Thanks to a generous $3,000 donation from St. Luke’s Health System, Boise Parks and Recreation, the Boise Fire Department and Idaho River Sports are teaming up once again to get life jackets into the hands of children and families who may not otherwise have access to one. This successful community partnership connects Idaho families to important water safety resources when they visit the City of Boise’s swimming ponds in and around Esther Simplot Park.
“Providing access to free life jackets for anyone swimming at Quinn’s Pond or Esther Simplot Park is an important part of our mission to encourage safe recreation each summer,” said Boise Parks and Recreation Director Doug Holloway. “We’re grateful for the support of St. Luke’s and all of the community partners who continue to make this a priority for our residents and visitors.”
St. Luke’s awarded its first grant for the purchase of life jackets to the City of Boise in 2018. Since then, the partnership has allowed hundreds of park visitors to recreate safely in and on the water each year. All life vests, life jackets or personal floatation devices used in bodies of water should be U.S. Coast Guard approved. The free life jackets provided through this City of Boise program are all properly certified.

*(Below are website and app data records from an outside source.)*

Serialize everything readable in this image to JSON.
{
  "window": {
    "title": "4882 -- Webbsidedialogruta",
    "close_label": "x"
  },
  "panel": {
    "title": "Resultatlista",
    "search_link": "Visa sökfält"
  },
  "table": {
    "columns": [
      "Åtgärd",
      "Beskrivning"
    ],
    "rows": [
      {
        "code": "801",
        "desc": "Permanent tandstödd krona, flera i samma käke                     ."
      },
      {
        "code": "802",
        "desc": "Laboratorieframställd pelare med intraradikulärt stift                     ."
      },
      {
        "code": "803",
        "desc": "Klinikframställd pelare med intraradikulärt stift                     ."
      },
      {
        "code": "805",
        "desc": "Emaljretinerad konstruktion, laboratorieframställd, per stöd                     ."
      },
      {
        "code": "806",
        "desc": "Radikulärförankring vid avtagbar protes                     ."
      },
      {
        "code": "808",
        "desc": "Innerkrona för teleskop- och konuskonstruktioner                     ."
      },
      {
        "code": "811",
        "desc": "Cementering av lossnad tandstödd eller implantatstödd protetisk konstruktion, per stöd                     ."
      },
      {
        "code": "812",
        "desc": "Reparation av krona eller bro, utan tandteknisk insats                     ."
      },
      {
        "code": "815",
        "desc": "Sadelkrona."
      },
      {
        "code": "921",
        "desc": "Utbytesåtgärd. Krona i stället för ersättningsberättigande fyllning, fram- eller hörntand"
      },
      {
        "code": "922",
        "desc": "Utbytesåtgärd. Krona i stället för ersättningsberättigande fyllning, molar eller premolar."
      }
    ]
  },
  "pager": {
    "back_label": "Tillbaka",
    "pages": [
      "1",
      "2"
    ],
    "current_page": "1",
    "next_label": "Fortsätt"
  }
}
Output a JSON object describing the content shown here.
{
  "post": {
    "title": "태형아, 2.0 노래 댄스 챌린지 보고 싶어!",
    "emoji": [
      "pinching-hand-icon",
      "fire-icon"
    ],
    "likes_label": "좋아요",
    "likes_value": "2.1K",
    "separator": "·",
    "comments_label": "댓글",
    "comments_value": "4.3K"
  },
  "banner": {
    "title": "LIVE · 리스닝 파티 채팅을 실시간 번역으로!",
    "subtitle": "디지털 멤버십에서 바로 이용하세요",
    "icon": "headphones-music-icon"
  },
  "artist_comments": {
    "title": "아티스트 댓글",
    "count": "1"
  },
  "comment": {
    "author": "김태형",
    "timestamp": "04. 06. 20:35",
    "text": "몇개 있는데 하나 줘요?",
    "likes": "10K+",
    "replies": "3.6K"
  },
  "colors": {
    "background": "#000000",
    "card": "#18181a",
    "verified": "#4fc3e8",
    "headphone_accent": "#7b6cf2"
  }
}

Visitors to the ponds are encouraged to stop by Idaho River Sports before hitting the water to get family members in need of a free life jacket properly fitted for one to use while swimming. Life jacket loaner stations are also stocked at the Quinn’s Pond beach and children’s beach area at Esther Simplot Park. A variety of life jacket sizes are available from youth to adults. We ask that whenever possible, users borrow and then return the jackets to the loaner stations at the park or to Idaho River Sports so others can take advantage of this important resource when they visit the city’s swimming ponds.
“The Boise Fire Department highly encourages the use of life jackets and all other personal protective equipment as it relates to water recreation, specifically in the Boise River,” said Boise Fire Special Operations Division Chief Paul Roberts. “The river and other bodies of water often appear calm and non-threatening, but things can change rapidly causing a bad outcome when not wearing a life jacket. This program is important because it works directly to prevent that from happening.”
The importance of water safety is not lost on the St. Luke’s Children’s Pediatric trauma team. Each year, they care for children involved in water related accidents. Drowning is fast and silent and can happen within 60 seconds in less than two inches of water.
“We want summer water activities to be safe for people of all ages. We are hopeful that these life jackets, together with close supervision from undistracted adults, will improve the safety of our children around any type of water. Using a layered approach to water safety is ideal – undistracted adult water watchers, properly worn life jackets, and equipping kids with swimming lessons, can all go a long way for safer swimming,” said St. Luke’s Children’s System Medical Director Dr. Kenny Bramwell.
You can watch the City of Boise’s water safety PSA video for additional safety tips when swimming at the ponds and in other local bodies of water.